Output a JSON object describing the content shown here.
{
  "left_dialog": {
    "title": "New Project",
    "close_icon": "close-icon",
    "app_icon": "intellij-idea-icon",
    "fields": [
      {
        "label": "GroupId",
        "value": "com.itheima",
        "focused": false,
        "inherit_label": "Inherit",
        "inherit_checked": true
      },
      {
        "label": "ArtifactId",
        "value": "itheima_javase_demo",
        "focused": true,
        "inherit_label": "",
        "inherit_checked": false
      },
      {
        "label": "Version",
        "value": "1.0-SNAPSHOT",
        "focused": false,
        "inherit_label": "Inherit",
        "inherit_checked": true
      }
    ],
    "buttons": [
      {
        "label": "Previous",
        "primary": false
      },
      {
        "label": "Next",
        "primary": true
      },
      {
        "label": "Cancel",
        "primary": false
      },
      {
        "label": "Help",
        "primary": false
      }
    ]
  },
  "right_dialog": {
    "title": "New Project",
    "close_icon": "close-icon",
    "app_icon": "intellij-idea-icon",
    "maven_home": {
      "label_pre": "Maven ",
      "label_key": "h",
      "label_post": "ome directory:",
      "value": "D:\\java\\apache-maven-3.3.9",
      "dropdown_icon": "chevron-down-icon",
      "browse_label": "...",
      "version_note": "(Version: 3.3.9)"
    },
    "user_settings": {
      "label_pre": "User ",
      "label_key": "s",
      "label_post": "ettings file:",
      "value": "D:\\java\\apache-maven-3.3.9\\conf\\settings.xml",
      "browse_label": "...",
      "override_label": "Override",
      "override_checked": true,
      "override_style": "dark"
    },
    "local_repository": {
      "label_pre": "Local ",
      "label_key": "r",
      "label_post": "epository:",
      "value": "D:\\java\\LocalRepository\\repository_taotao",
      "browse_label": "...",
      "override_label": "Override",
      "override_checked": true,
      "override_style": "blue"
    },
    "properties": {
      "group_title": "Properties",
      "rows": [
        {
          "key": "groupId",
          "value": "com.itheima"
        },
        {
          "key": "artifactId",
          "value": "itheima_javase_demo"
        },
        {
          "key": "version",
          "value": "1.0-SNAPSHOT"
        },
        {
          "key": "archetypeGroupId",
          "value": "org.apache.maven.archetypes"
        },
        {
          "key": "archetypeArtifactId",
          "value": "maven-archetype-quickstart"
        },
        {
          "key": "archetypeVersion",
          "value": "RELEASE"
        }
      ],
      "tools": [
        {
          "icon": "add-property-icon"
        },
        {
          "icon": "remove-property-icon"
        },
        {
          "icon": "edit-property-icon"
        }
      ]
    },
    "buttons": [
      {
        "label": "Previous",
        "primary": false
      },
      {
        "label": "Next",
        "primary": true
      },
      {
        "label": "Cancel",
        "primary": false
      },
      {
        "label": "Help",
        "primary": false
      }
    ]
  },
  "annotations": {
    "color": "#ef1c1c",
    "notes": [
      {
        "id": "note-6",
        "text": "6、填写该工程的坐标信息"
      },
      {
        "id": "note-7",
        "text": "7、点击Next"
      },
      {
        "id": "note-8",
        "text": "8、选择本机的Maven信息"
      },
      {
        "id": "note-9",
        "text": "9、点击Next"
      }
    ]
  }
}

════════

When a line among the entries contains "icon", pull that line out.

    "close_icon": "close-icon",
    "app_icon": "intellij-idea-icon",
    "close_icon": "close-icon",
    "app_icon": "intellij-idea-icon",
      "dropdown_icon": "chevron-down-icon",
          "icon": "add-property-icon"
          "icon": "remove-property-icon"
          "icon": "edit-property-icon"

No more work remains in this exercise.